Columbia County Sheriff Roger Brandner said deputies responded Aug. 4 to a house in Harmony Grove after the homeowners called police to report they had found a human bone while doing yard work. Deputies searched the area with a cadaver dog and found no other human remains.
The Columbia County Medical Examiner’s Office confirmed the bone was human, but Brandner said authorities have no immediate leads to explain its origin.
“This is a very unusual investigation,” Brandner said. “We know this bone is part of a human body. But with no other human remains and not knowing exactly where it came from, it’s very challenging.”
The homeowners have cooperated with authorities, and Brandner said there is no danger to the public.
Authorities do not yet know whether the bone belonged to a male or female, nor do they have an approximate age. Brandner said a description of the bone and the identities of the homeowners are being withheld to protect the integrity of the investigation.
The bone could have arrived at the house in landscaping material, or it may already have been there and was discovered by chance, Brandner said.
You have free articles remaining.
Authorities are checking missing persons lists, tracing where the dirt was purchased and packaged and also working with the Wisconsin State Crime Lab to test for DNA evidence.
Brandner threw cold water on the notion the bone could belong to Beth Kutz, a Poynette woman who hasn’t been seen for more than 19 years and is presumed dead. Her estranged husband was convicted of murdering her, though her body has never been found.

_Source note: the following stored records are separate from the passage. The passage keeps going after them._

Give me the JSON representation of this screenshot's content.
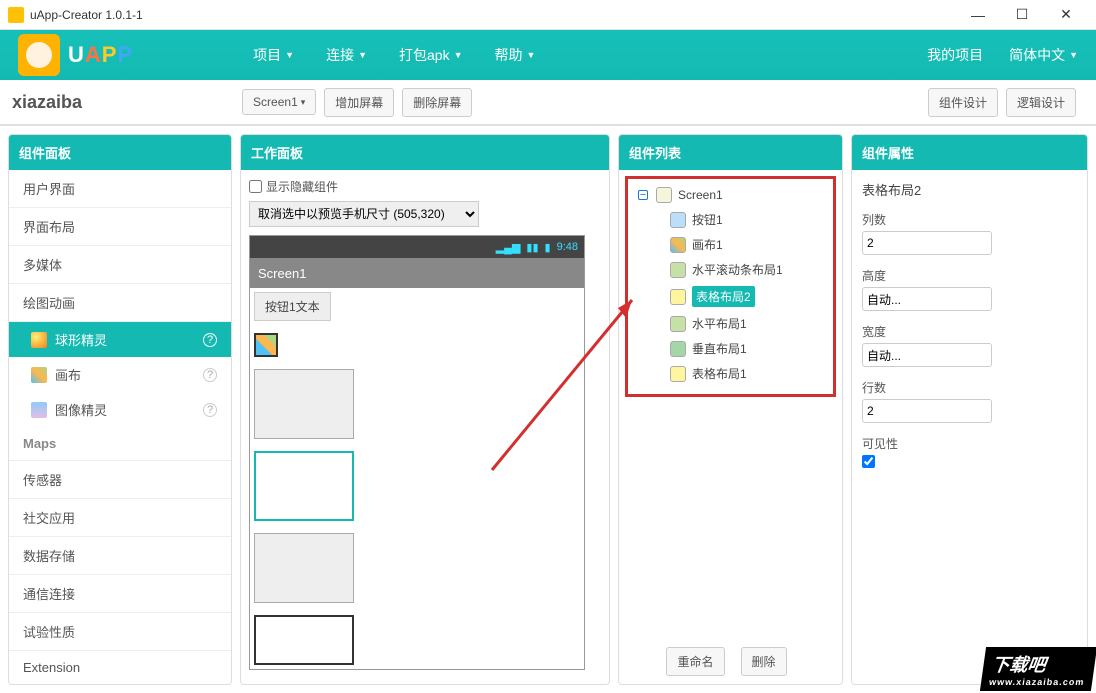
{
  "window": {
    "title": "uApp-Creator 1.0.1-1"
  },
  "logo": {
    "letters": [
      "U",
      "A",
      "P",
      "P"
    ]
  },
  "nav": {
    "items": [
      "项目",
      "连接",
      "打包apk",
      "帮助"
    ],
    "right": [
      "我的项目",
      "简体中文"
    ]
  },
  "subbar": {
    "project": "xiazaiba",
    "screenBtn": "Screen1",
    "addScreen": "增加屏幕",
    "delScreen": "删除屏幕",
    "compDesign": "组件设计",
    "logicDesign": "逻辑设计"
  },
  "panels": {
    "palette": "组件面板",
    "work": "工作面板",
    "list": "组件列表",
    "props": "组件属性"
  },
  "palette": {
    "cats": [
      "用户界面",
      "界面布局",
      "多媒体",
      "绘图动画"
    ],
    "subs": [
      {
        "label": "球形精灵",
        "icon": "si-ball",
        "active": true
      },
      {
        "label": "画布",
        "icon": "si-canvas",
        "active": false
      },
      {
        "label": "图像精灵",
        "icon": "si-sprite",
        "active": false
      }
    ],
    "cats2": [
      "Maps",
      "传感器",
      "社交应用",
      "数据存储",
      "通信连接",
      "试验性质",
      "Extension"
    ]
  },
  "work": {
    "showHidden": "显示隐藏组件",
    "sizeSelect": "取消选中以预览手机尺寸 (505,320)",
    "statusTime": "9:48",
    "screenTitle": "Screen1",
    "buttonText": "按钮1文本"
  },
  "tree": {
    "root": "Screen1",
    "children": [
      {
        "label": "按钮1",
        "icon": "t-btn"
      },
      {
        "label": "画布1",
        "icon": "t-cv"
      },
      {
        "label": "水平滚动条布局1",
        "icon": "t-h"
      },
      {
        "label": "表格布局2",
        "icon": "t-tb",
        "sel": true
      },
      {
        "label": "水平布局1",
        "icon": "t-h"
      },
      {
        "label": "垂直布局1",
        "icon": "t-v"
      },
      {
        "label": "表格布局1",
        "icon": "t-tb"
      }
    ],
    "rename": "重命名",
    "delete": "删除"
  },
  "props": {
    "compName": "表格布局2",
    "fields": {
      "cols": {
        "label": "列数",
        "value": "2"
      },
      "height": {
        "label": "高度",
        "value": "自动..."
      },
      "width": {
        "label": "宽度",
        "value": "自动..."
      },
      "rows": {
        "label": "行数",
        "value": "2"
      },
      "visible": {
        "label": "可见性"
      }
    }
  },
  "watermark": {
    "big": "下载吧",
    "url": "www.xiazaiba.com"
  }
}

Harmony Grove is roughly 10 miles west of Poynette.
“We’re not thinking that’s what it is, but we’re not ruling it out,” Brandner said.
Kutz disappeared on July 27, 2000. Daniel Kutz of Poynette was convicted of her murder Jan. 25, 2001, and is serving a life sentence at Waupun Correctional Institution.
“We just ask that community members be observant and vigilant, as we still have a murder victim whose remains could be somewhere in this general area,” Brandner said. “Within a few months, we hope to have some answers.”